→ WHAT IS NEEDED
Work out how many lines of the data below hold the string "month". Answer with that number alone.

→ SUPPLIED ENTRIES
◇ ◇ ◇ ◇ ◇ ◇ ◇

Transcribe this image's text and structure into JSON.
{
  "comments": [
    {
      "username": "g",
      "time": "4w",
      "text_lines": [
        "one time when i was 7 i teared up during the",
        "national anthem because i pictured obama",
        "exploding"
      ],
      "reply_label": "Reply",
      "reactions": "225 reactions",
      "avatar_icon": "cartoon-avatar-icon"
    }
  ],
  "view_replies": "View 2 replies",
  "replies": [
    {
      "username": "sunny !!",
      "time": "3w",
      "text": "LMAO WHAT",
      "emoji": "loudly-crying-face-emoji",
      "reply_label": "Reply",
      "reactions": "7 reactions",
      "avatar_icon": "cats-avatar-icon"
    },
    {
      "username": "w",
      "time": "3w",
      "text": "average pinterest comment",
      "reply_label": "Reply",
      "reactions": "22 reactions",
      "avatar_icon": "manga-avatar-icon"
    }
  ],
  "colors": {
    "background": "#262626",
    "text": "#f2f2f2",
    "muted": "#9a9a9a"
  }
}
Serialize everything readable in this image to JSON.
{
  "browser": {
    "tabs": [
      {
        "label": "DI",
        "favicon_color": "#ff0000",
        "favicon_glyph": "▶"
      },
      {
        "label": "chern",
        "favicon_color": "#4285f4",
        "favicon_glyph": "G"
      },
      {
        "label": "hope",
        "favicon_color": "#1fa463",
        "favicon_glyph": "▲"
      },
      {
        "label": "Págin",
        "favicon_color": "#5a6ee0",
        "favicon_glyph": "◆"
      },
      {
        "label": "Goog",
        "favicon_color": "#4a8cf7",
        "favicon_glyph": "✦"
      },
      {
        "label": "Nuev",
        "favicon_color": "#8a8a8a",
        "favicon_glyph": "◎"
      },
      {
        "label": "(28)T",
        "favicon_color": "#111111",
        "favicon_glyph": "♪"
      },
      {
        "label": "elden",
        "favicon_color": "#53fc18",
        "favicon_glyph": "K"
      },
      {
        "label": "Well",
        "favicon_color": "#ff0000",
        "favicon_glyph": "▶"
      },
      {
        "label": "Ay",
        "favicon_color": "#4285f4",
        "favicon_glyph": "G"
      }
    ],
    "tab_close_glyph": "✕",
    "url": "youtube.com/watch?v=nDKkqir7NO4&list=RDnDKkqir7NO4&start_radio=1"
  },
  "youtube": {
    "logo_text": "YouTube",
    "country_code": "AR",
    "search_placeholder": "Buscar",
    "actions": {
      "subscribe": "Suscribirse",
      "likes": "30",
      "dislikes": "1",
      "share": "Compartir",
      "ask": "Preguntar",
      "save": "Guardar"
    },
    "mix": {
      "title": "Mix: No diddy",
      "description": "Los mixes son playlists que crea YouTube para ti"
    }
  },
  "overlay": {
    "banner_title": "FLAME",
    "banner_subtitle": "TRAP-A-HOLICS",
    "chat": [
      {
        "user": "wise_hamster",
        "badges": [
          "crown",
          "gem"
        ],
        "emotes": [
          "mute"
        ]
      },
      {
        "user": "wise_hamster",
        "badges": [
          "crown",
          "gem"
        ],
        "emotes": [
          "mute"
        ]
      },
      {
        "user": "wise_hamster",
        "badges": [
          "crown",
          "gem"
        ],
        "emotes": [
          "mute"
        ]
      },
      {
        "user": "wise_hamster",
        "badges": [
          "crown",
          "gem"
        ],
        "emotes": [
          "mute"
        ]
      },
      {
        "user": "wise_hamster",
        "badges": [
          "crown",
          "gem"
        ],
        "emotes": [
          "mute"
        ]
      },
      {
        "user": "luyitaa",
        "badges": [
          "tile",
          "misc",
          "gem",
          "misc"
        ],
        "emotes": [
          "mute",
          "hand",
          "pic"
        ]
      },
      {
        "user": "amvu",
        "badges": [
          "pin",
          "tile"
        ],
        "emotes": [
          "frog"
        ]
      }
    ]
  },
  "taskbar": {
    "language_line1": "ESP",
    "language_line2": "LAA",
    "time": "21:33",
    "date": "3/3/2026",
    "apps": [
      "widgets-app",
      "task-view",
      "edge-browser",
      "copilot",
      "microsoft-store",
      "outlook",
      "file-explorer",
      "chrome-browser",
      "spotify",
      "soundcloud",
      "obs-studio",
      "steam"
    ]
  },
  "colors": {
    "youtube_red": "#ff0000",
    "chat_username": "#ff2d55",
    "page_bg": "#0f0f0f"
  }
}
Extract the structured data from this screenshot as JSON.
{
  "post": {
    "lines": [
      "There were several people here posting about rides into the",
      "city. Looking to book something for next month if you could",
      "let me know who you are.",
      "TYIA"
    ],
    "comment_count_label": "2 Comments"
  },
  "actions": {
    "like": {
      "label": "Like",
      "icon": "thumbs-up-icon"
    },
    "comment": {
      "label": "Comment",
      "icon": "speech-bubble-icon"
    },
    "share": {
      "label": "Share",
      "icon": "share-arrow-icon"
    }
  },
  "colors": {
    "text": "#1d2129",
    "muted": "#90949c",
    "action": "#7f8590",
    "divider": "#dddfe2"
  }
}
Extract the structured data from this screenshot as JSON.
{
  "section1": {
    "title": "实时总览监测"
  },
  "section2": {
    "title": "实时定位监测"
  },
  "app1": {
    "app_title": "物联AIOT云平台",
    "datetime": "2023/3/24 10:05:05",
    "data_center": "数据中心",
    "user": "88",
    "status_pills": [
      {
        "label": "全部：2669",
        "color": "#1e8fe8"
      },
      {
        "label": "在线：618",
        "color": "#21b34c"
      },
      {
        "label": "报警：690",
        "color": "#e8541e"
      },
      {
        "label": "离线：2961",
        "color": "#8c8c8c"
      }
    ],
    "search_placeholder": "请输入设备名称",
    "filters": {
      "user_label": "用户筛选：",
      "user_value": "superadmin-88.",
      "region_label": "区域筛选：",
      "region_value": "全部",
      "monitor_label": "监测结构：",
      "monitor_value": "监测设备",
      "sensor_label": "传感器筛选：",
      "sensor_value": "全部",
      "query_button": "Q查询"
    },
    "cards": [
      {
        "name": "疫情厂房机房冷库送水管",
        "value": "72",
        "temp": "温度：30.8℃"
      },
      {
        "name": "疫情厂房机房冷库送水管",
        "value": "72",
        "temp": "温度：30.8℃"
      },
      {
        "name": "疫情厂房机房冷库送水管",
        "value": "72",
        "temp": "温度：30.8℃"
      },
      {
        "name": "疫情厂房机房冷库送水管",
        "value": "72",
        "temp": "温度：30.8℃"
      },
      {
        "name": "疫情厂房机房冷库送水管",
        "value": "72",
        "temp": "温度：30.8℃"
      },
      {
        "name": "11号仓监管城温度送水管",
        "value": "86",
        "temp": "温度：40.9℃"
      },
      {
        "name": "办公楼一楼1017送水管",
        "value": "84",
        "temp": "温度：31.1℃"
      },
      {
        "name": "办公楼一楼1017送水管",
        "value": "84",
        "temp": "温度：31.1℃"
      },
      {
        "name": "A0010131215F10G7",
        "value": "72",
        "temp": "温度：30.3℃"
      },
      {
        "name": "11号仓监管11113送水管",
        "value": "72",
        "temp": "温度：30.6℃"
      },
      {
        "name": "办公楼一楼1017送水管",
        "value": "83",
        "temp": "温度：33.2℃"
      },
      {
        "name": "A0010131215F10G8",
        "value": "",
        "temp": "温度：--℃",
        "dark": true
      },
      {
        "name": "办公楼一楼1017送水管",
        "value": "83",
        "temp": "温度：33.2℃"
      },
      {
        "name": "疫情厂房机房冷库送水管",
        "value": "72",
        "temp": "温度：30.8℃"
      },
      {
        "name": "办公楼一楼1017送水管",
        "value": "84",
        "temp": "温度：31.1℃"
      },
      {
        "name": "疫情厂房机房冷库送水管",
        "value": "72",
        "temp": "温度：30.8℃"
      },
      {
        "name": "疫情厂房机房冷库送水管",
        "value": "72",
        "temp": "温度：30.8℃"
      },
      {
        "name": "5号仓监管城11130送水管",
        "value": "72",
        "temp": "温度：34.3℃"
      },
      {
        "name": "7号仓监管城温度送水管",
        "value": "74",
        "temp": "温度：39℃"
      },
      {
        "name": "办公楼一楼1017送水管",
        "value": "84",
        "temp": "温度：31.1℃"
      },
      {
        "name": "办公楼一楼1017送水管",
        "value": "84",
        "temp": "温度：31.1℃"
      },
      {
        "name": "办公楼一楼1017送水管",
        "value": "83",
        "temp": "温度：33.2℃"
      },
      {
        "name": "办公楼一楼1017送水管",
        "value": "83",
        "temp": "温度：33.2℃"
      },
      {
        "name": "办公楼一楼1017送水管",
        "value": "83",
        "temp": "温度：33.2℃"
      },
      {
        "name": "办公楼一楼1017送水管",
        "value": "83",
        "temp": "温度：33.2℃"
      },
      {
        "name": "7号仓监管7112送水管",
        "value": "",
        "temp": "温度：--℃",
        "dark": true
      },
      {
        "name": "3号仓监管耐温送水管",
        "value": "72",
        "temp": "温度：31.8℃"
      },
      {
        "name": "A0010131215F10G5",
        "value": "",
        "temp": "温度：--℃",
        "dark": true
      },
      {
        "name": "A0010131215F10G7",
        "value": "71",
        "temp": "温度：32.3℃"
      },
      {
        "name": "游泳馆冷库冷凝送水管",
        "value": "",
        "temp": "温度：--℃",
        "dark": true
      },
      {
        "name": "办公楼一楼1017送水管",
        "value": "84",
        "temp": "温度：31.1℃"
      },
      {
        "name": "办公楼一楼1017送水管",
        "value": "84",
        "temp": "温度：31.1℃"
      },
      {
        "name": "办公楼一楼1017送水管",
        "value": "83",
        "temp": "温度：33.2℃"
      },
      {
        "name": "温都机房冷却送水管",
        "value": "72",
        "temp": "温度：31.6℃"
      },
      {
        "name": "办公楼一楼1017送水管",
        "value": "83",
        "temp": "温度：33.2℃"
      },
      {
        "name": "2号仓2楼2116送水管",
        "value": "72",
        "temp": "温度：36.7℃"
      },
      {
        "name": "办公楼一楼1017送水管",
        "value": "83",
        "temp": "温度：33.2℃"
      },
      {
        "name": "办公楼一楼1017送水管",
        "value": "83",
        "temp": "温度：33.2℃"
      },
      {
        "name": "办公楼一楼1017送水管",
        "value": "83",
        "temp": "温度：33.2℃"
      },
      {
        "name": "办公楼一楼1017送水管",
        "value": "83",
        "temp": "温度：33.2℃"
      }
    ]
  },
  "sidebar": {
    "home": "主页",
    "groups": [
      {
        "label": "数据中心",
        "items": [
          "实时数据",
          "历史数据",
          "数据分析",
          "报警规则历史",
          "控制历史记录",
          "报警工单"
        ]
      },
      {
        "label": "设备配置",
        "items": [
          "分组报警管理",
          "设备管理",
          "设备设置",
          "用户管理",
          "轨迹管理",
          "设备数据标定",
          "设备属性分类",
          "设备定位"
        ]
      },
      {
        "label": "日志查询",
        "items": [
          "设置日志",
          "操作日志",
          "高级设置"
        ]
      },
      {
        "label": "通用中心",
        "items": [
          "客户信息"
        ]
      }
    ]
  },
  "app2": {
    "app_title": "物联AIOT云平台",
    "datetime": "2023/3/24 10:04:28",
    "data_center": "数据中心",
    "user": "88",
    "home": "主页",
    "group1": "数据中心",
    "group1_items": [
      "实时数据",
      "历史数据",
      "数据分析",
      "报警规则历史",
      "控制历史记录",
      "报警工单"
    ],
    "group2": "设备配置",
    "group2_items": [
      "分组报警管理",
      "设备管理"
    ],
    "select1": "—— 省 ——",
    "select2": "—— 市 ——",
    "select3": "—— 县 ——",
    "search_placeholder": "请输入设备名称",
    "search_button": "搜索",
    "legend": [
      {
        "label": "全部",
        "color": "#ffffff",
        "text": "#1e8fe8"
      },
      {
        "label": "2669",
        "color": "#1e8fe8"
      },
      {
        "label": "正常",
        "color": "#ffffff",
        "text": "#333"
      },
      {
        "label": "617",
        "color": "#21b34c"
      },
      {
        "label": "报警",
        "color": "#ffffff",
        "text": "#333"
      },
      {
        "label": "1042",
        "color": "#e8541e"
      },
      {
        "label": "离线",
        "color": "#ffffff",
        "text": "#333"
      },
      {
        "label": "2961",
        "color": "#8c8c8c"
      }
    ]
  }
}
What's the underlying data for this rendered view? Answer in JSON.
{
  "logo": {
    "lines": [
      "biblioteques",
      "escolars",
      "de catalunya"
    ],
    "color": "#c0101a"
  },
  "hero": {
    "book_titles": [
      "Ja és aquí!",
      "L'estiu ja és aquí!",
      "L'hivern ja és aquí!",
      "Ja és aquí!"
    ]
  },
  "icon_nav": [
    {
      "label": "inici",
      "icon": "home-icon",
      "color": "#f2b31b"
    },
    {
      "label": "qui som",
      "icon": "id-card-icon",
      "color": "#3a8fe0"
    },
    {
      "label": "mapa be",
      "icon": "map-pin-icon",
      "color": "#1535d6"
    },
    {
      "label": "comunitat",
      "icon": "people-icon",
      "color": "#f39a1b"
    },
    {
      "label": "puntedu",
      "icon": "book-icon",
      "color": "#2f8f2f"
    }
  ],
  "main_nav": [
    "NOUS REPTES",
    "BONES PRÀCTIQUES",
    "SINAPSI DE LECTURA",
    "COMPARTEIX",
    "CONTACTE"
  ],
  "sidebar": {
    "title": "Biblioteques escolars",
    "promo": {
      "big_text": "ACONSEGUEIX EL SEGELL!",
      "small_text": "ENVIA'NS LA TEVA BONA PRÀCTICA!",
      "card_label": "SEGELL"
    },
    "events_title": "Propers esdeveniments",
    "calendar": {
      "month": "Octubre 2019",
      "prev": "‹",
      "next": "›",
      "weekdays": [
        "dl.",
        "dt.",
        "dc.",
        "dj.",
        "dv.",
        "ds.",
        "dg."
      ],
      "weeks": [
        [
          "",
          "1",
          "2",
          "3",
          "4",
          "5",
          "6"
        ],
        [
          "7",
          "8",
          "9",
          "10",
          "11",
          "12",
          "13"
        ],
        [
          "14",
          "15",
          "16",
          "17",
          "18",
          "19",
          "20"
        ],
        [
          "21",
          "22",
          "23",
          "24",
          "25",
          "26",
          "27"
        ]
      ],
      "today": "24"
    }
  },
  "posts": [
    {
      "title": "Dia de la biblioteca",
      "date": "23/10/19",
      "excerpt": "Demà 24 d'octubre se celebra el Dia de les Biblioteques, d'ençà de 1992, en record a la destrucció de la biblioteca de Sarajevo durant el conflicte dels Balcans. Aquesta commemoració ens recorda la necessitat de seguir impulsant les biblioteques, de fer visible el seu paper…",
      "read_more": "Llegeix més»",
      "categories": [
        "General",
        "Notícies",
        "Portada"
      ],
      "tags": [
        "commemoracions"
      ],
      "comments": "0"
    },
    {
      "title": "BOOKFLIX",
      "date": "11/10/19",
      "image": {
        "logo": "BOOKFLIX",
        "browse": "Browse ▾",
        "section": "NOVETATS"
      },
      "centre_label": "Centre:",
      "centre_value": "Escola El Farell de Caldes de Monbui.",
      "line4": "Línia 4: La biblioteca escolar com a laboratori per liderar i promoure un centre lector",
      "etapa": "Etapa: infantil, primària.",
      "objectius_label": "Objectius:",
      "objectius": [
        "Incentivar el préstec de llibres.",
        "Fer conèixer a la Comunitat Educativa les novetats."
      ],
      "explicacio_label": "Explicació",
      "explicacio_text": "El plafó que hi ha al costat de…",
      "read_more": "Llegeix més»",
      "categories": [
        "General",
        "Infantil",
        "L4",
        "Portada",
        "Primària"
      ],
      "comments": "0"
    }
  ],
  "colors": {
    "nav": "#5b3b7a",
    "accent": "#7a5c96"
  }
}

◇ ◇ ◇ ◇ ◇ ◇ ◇

→ FINISHED TASK
2